-------- The data --------
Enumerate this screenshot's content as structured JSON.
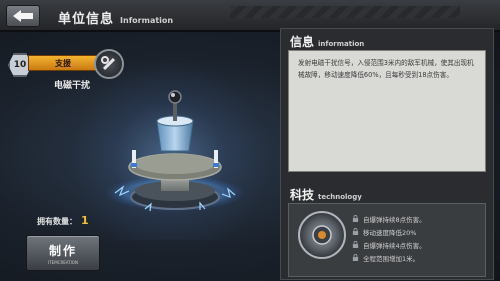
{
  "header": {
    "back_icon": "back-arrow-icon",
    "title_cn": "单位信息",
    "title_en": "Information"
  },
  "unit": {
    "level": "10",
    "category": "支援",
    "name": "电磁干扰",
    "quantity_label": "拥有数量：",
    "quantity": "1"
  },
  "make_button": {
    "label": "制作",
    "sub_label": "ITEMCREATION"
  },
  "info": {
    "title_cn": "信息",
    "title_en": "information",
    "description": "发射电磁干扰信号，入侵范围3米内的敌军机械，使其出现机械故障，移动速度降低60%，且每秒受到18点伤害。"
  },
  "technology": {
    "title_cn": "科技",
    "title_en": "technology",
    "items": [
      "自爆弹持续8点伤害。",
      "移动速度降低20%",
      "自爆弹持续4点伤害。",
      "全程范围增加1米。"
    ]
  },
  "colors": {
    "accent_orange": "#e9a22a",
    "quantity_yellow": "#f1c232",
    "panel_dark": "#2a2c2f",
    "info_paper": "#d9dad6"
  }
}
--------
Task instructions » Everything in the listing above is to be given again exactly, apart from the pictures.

Problem solution »
Enumerate this screenshot's content as structured JSON.
{
  "header": {
    "back_icon": "back-arrow-icon",
    "title_cn": "单位信息",
    "title_en": "Information"
  },
  "unit": {
    "level": "10",
    "category": "支援",
    "name": "电磁干扰",
    "quantity_label": "拥有数量：",
    "quantity": "1"
  },
  "make_button": {
    "label": "制作",
    "sub_label": "ITEMCREATION"
  },
  "info": {
    "title_cn": "信息",
    "title_en": "information",
    "description": "发射电磁干扰信号，入侵范围3米内的敌军机械，使其出现机械故障，移动速度降低60%，且每秒受到18点伤害。"
  },
  "technology": {
    "title_cn": "科技",
    "title_en": "technology",
    "items": [
      "自爆弹持续8点伤害。",
      "移动速度降低20%",
      "自爆弹持续4点伤害。",
      "全程范围增加1米。"
    ]
  },
  "colors": {
    "accent_orange": "#e9a22a",
    "quantity_yellow": "#f1c232",
    "panel_dark": "#2a2c2f",
    "info_paper": "#d9dad6"
  }
}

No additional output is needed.